### WHAT THIS TASK INVOLVES
Leave every picture out and return the rest of the listing verbatim.

### PROVIDED INFORMATION
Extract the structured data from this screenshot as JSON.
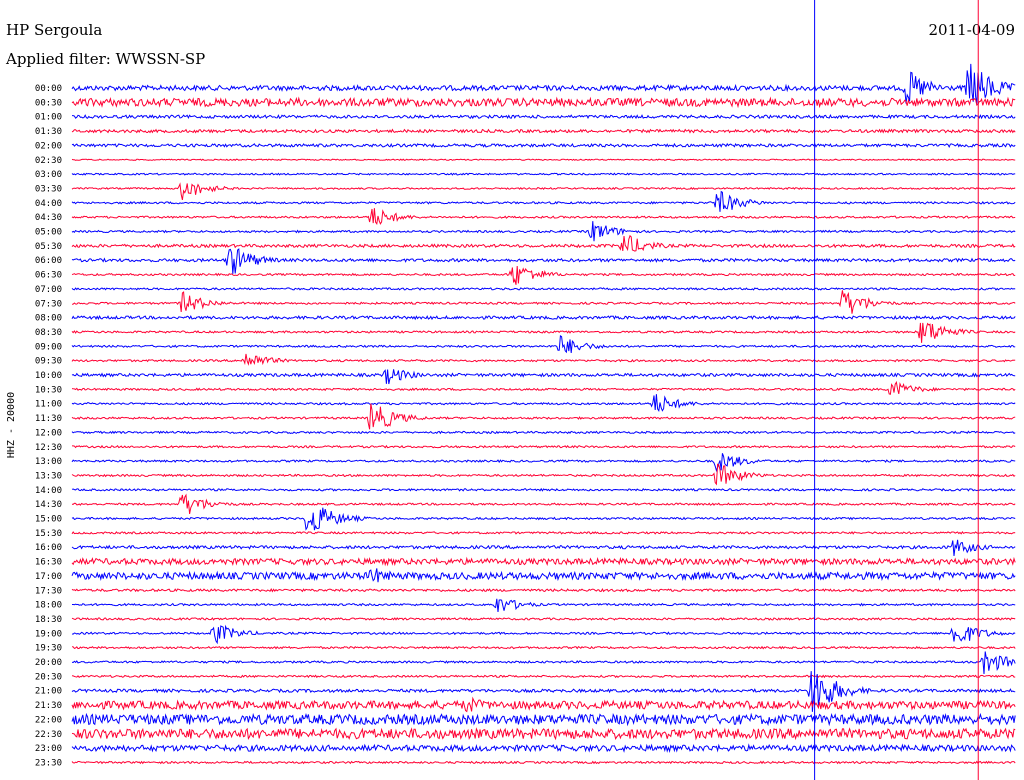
{
  "header": {
    "station": "HP Sergoula",
    "filter_label": "Applied filter: WWSSN-SP",
    "date": "2011-04-09"
  },
  "chart_data": {
    "type": "line",
    "title": "HP Sergoula",
    "subtitle": "Applied filter: WWSSN-SP",
    "date": "2011-04-09",
    "ylabel": "HHZ - 20000",
    "xlabel": "",
    "row_labels": [
      "00:00",
      "00:30",
      "01:00",
      "01:30",
      "02:00",
      "02:30",
      "03:00",
      "03:30",
      "04:00",
      "04:30",
      "05:00",
      "05:30",
      "06:00",
      "06:30",
      "07:00",
      "07:30",
      "08:00",
      "08:30",
      "09:00",
      "09:30",
      "10:00",
      "10:30",
      "11:00",
      "11:30",
      "12:00",
      "12:30",
      "13:00",
      "13:30",
      "14:00",
      "14:30",
      "15:00",
      "15:30",
      "16:00",
      "16:30",
      "17:00",
      "17:30",
      "18:00",
      "18:30",
      "19:00",
      "19:30",
      "20:00",
      "20:30",
      "21:00",
      "21:30",
      "22:00",
      "22:30",
      "23:00",
      "23:30"
    ],
    "minutes_per_row": 30,
    "series_colors": [
      "#0000ff",
      "#ff0033"
    ],
    "background_amplitude": [
      2.5,
      4,
      1.5,
      1.5,
      1.5,
      0.6,
      0.8,
      0.8,
      1,
      1,
      1,
      1.5,
      1.5,
      1,
      1,
      1,
      1.5,
      1,
      1,
      1,
      1.5,
      1,
      1,
      1,
      1,
      1,
      1,
      1,
      1,
      1,
      1,
      1,
      1.5,
      3,
      3.5,
      1.2,
      1,
      1,
      1,
      1,
      1,
      1,
      1.5,
      4,
      5,
      5,
      3,
      1
    ],
    "events": [
      {
        "row": 0,
        "minute": 26.5,
        "amplitude": 20
      },
      {
        "row": 0,
        "minute": 28.5,
        "amplitude": 30
      },
      {
        "row": 7,
        "minute": 3.5,
        "amplitude": 12
      },
      {
        "row": 8,
        "minute": 20.5,
        "amplitude": 14
      },
      {
        "row": 9,
        "minute": 9.5,
        "amplitude": 12
      },
      {
        "row": 10,
        "minute": 16.5,
        "amplitude": 12
      },
      {
        "row": 11,
        "minute": 17.5,
        "amplitude": 14
      },
      {
        "row": 12,
        "minute": 5,
        "amplitude": 18
      },
      {
        "row": 13,
        "minute": 14,
        "amplitude": 14
      },
      {
        "row": 15,
        "minute": 3.5,
        "amplitude": 12
      },
      {
        "row": 15,
        "minute": 24.5,
        "amplitude": 16
      },
      {
        "row": 17,
        "minute": 27,
        "amplitude": 16
      },
      {
        "row": 18,
        "minute": 15.5,
        "amplitude": 12
      },
      {
        "row": 19,
        "minute": 5.5,
        "amplitude": 10
      },
      {
        "row": 20,
        "minute": 10,
        "amplitude": 10
      },
      {
        "row": 21,
        "minute": 26,
        "amplitude": 10
      },
      {
        "row": 22,
        "minute": 18.5,
        "amplitude": 12
      },
      {
        "row": 23,
        "minute": 9.5,
        "amplitude": 18
      },
      {
        "row": 26,
        "minute": 20.5,
        "amplitude": 12
      },
      {
        "row": 27,
        "minute": 20.5,
        "amplitude": 14
      },
      {
        "row": 29,
        "minute": 3.5,
        "amplitude": 14
      },
      {
        "row": 30,
        "minute": 7.5,
        "amplitude": 22
      },
      {
        "row": 32,
        "minute": 28,
        "amplitude": 10
      },
      {
        "row": 34,
        "minute": 9.5,
        "amplitude": 10
      },
      {
        "row": 36,
        "minute": 13.5,
        "amplitude": 10
      },
      {
        "row": 38,
        "minute": 4.5,
        "amplitude": 12
      },
      {
        "row": 38,
        "minute": 28,
        "amplitude": 16
      },
      {
        "row": 40,
        "minute": 29,
        "amplitude": 14
      },
      {
        "row": 42,
        "minute": 23.5,
        "amplitude": 30
      },
      {
        "row": 43,
        "minute": 12.5,
        "amplitude": 10
      }
    ],
    "cursor_lines": [
      {
        "minute": 23.6,
        "color": "#0000ff"
      },
      {
        "minute": 28.8,
        "color": "#ff0033"
      }
    ]
  }
}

### SOLUTION
Extract the structured data from this screenshot as JSON.
{
  "header": {
    "station": "HP Sergoula",
    "filter_label": "Applied filter: WWSSN-SP",
    "date": "2011-04-09"
  },
  "chart_data": {
    "type": "line",
    "title": "HP Sergoula",
    "subtitle": "Applied filter: WWSSN-SP",
    "date": "2011-04-09",
    "ylabel": "HHZ - 20000",
    "xlabel": "",
    "row_labels": [
      "00:00",
      "00:30",
      "01:00",
      "01:30",
      "02:00",
      "02:30",
      "03:00",
      "03:30",
      "04:00",
      "04:30",
      "05:00",
      "05:30",
      "06:00",
      "06:30",
      "07:00",
      "07:30",
      "08:00",
      "08:30",
      "09:00",
      "09:30",
      "10:00",
      "10:30",
      "11:00",
      "11:30",
      "12:00",
      "12:30",
      "13:00",
      "13:30",
      "14:00",
      "14:30",
      "15:00",
      "15:30",
      "16:00",
      "16:30",
      "17:00",
      "17:30",
      "18:00",
      "18:30",
      "19:00",
      "19:30",
      "20:00",
      "20:30",
      "21:00",
      "21:30",
      "22:00",
      "22:30",
      "23:00",
      "23:30"
    ],
    "minutes_per_row": 30,
    "series_colors": [
      "#0000ff",
      "#ff0033"
    ],
    "background_amplitude": [
      2.5,
      4,
      1.5,
      1.5,
      1.5,
      0.6,
      0.8,
      0.8,
      1,
      1,
      1,
      1.5,
      1.5,
      1,
      1,
      1,
      1.5,
      1,
      1,
      1,
      1.5,
      1,
      1,
      1,
      1,
      1,
      1,
      1,
      1,
      1,
      1,
      1,
      1.5,
      3,
      3.5,
      1.2,
      1,
      1,
      1,
      1,
      1,
      1,
      1.5,
      4,
      5,
      5,
      3,
      1
    ],
    "events": [
      {
        "row": 0,
        "minute": 26.5,
        "amplitude": 20
      },
      {
        "row": 0,
        "minute": 28.5,
        "amplitude": 30
      },
      {
        "row": 7,
        "minute": 3.5,
        "amplitude": 12
      },
      {
        "row": 8,
        "minute": 20.5,
        "amplitude": 14
      },
      {
        "row": 9,
        "minute": 9.5,
        "amplitude": 12
      },
      {
        "row": 10,
        "minute": 16.5,
        "amplitude": 12
      },
      {
        "row": 11,
        "minute": 17.5,
        "amplitude": 14
      },
      {
        "row": 12,
        "minute": 5,
        "amplitude": 18
      },
      {
        "row": 13,
        "minute": 14,
        "amplitude": 14
      },
      {
        "row": 15,
        "minute": 3.5,
        "amplitude": 12
      },
      {
        "row": 15,
        "minute": 24.5,
        "amplitude": 16
      },
      {
        "row": 17,
        "minute": 27,
        "amplitude": 16
      },
      {
        "row": 18,
        "minute": 15.5,
        "amplitude": 12
      },
      {
        "row": 19,
        "minute": 5.5,
        "amplitude": 10
      },
      {
        "row": 20,
        "minute": 10,
        "amplitude": 10
      },
      {
        "row": 21,
        "minute": 26,
        "amplitude": 10
      },
      {
        "row": 22,
        "minute": 18.5,
        "amplitude": 12
      },
      {
        "row": 23,
        "minute": 9.5,
        "amplitude": 18
      },
      {
        "row": 26,
        "minute": 20.5,
        "amplitude": 12
      },
      {
        "row": 27,
        "minute": 20.5,
        "amplitude": 14
      },
      {
        "row": 29,
        "minute": 3.5,
        "amplitude": 14
      },
      {
        "row": 30,
        "minute": 7.5,
        "amplitude": 22
      },
      {
        "row": 32,
        "minute": 28,
        "amplitude": 10
      },
      {
        "row": 34,
        "minute": 9.5,
        "amplitude": 10
      },
      {
        "row": 36,
        "minute": 13.5,
        "amplitude": 10
      },
      {
        "row": 38,
        "minute": 4.5,
        "amplitude": 12
      },
      {
        "row": 38,
        "minute": 28,
        "amplitude": 16
      },
      {
        "row": 40,
        "minute": 29,
        "amplitude": 14
      },
      {
        "row": 42,
        "minute": 23.5,
        "amplitude": 30
      },
      {
        "row": 43,
        "minute": 12.5,
        "amplitude": 10
      }
    ],
    "cursor_lines": [
      {
        "minute": 23.6,
        "color": "#0000ff"
      },
      {
        "minute": 28.8,
        "color": "#ff0033"
      }
    ]
  }
}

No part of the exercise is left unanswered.